After shipping finance virtually stalled, there are now signs that activity is returning to the Cypriot market
The banking crisis that hit Cyprus between 2012 and 2013 was one of the worst to afflict any country in modern times. The second largest bank, Cyprus Popular bank (Laiki Bank) was forced to close, and many foreign banks scaled back or sold their ship finance portfolios.
But the revival of the financial situation in Cyprus has now led to stability in the local shipping sector. The gap left by the once dominant foreign banks has been filled by local banks, Greek banks with subsidiaries, and/or independent entities based in Cyprus. Yet the smaller size of these banks means they must be very selective of their clients. How the prospective client behaved during the downturn and the quality of the clients ‘soft assets’ (management, ownership, history) is considered by local banks to be as important as the quality of the asset.
Eurobank Cyprus, head of shipping finance, Milios Constantinos told delegates at the 2020 4th Capital Link Cyprus Shipping Forum that the bank’s aim was to use its group’s size to supply shipping loans to Cypriot owners “under prudent terms”. He noted that Eurobank’s size meant its current portfolio was actually larger than the aggregate of the shipping portfolio for the whole of Cyprus. He said it is also very active on the corporate side, with its overseas branches providing operational support for owners in Cyprus.
Hellenic Banks’ senior business development officer Antonios Spanakis said that the bank’s approach to shipping finance was a counter-cyclical play. The bank formed the shipping finance division in 2016, at a low point in the market. “This proved to be the right decision and the bank’s portfolio in the sector has grown remarkably,” said Mr Spanakis. “We have financed over 40 vessels and successfully competed against Greek and foreign banks.”
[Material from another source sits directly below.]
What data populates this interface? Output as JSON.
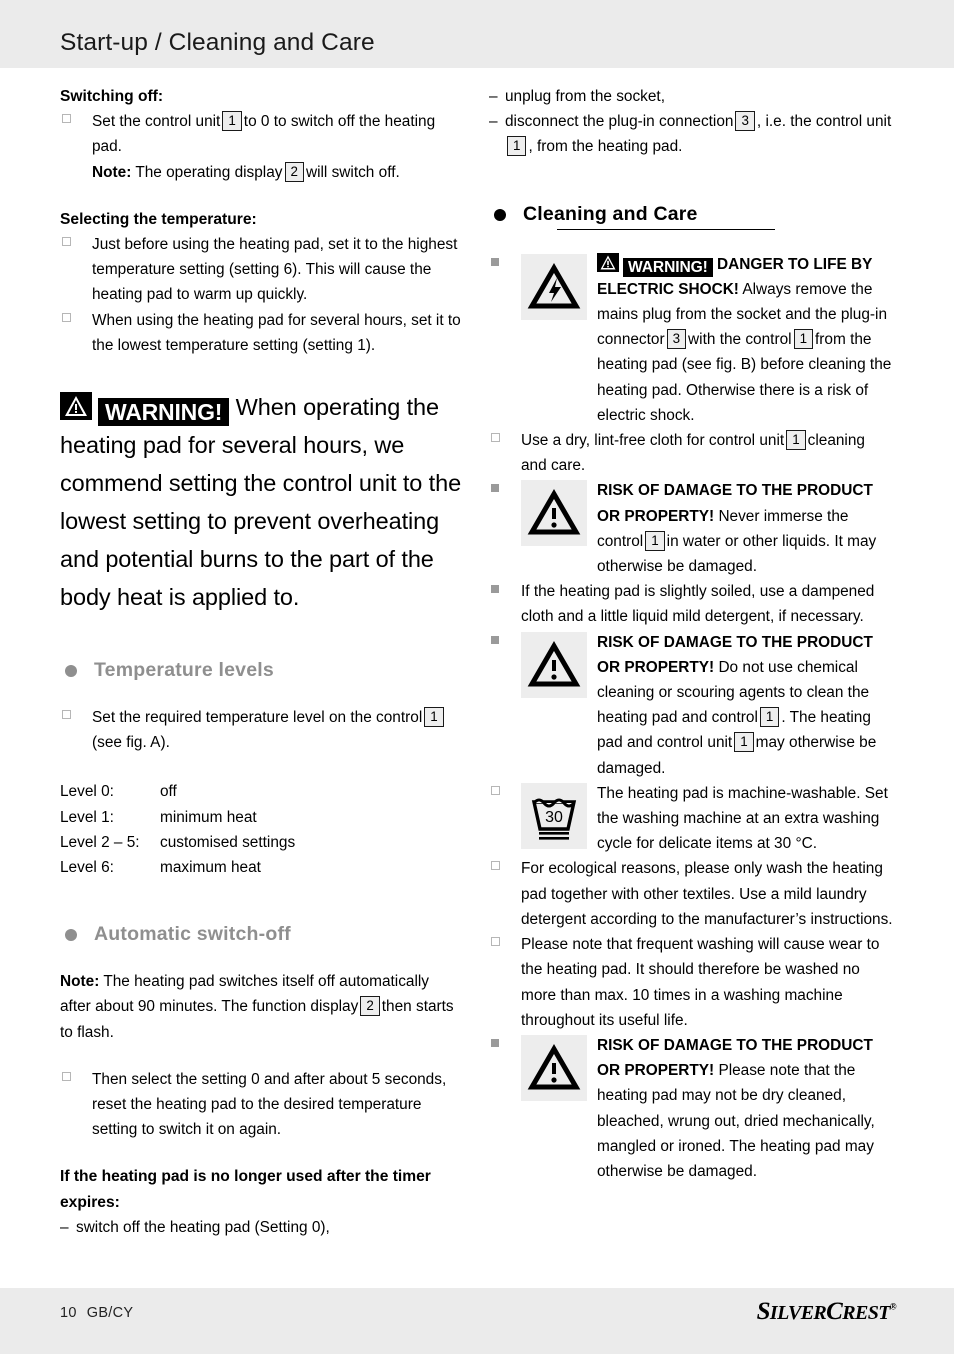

Those banks supporting Cyprus-based shipowners are clear on what is required in the market. Mr Spanakis said the majority of owners are small to medium companies with a limited fleet of vessels. The larger companies are well taken care of by the big US and European banks, with a global chain of offices. For many of the large owners with interest in the newbuilding sector, it is now natural to turn to Chinese leasing companies. Most of the Cypriot banks emphasis however is on providing a close, relationship-based service.
While Hellenic Bank entered the local ship finance market on a counter-cyclical strategy, this does not mean it is looking to finance ‘bargain’ vessels. “We conduct our own market research,” said Mr Spanakis. “We find that if a vessel is below market value, there is a reason for that, and that is a warning signal.”
AstroBank is another institution that has returned to the growing shipping finance market. “We have been growing our local market share each year since the formation,” said unit manager Christos Xygkakis. This encouraged AstroBank’s board of directors to call for an expansion into other business sectors, including shipping finance. “The bank took on a shipping finance expert and a marine insurance specialist,” said Mr Xygkakis. The first shipping finance loan was approved and the funds drawn-down at the end of 2018. The bank has provided loans locally. AstroBank has been actively expanding, having acquired USB Cyprus and submitted a successful bid for the acquisition of NBG Cyprus. Like the other banks now active in Cyprus, AstroBank is confident that the revival is on a firm footing.